They might soon be leading the way to the next frontier: Producing a greater variety of foods for local markets.
"We want to build a sustainable market here,'' said Chris Hettig, director of the Renville County Economic Development Authority. "We know it will work.''
Hettig made her remarks at the start of a conference held Friday in Danube on the prospects for raising and marketing locally grown food.
There is probably no better time for tapping the potential of producing goods for local food markets, according to Maggie Adamek, a senior analyst with the University of Minnesota Sustainable Development Partnership, St. Paul.
"Everywhere you look in the U.S. right now, local foods are on a roll,'' said Adamek.
The number of Farmer's Markets in the country has grown from 1,800 in 1994 to more than 2,600 today. The number of community supported agriculture ventures, in which consumers buy directly from producers and share the risks, has more than quadrupled in the last 15 years.
There are lots of factors feeding the growing consumer demand for local produce, according to Adamek.
The growing consumer preference for organic foods -- which she said enjoys a 20 percent growth factor -- is also showing up as a choice to buy local.
Also working in favor of locally grown produce is the increasing fragmentation of the food market in the U.S., according to Adamek.
There are growing ethnic markets for specific meats and vegetables, such as goat and lamb or hot peppers. There are also growing markets for grass-fed beef and free-range poultry. These are all foods that are often best produced on a local scale.
But don't make the mistake of believing that local foods are only suited to niche markets. The big "drivers'' in consumer decision making often favors local foods as well, according to Adamek. Consumers make the most of their food choices for reasons of health, taste and pleasure, convenience, values and ethics and food safety. Locally produced foods score high in the minds of consumers on all of these measures.

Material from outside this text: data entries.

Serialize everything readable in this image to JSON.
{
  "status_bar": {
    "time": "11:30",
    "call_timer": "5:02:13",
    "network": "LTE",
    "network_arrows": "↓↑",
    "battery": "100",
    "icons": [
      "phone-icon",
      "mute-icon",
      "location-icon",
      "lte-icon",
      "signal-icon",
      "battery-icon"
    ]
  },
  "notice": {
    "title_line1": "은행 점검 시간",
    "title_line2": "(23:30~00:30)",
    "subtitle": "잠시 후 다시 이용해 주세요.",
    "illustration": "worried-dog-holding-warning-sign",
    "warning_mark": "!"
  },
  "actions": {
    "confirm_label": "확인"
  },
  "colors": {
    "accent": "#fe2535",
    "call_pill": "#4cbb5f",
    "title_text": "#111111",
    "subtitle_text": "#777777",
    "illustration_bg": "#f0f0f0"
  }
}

And simply put, locally raised food has a "feel good'' advantage. "People want their small, intimate food systems back,'' she said.
A study by the W.K. Kellogg Foundation shows that local foods could grow to represent a 10 percent share of retail food sales in the next 10 years, according to Adamek.
But she cautioned that there are many challenges to overcome first. Local producers need to find ways to work together and aggregate their produce to assure a steady supply. They also need to develop local distribution and broker systems for the foods, she said.
System changes are needed on the receiving end too. Adamek said we need to bring back the "lunch ladies'' in our schools and retrofit institutional kitchens for handling local foods.
We also need more home economics education for our children, she said.
Big challenges, but Adamek said that the energy and creativity being applied to revitalize local food production has never been greater. "By hook and crook, people are duct taping this together,'' she said.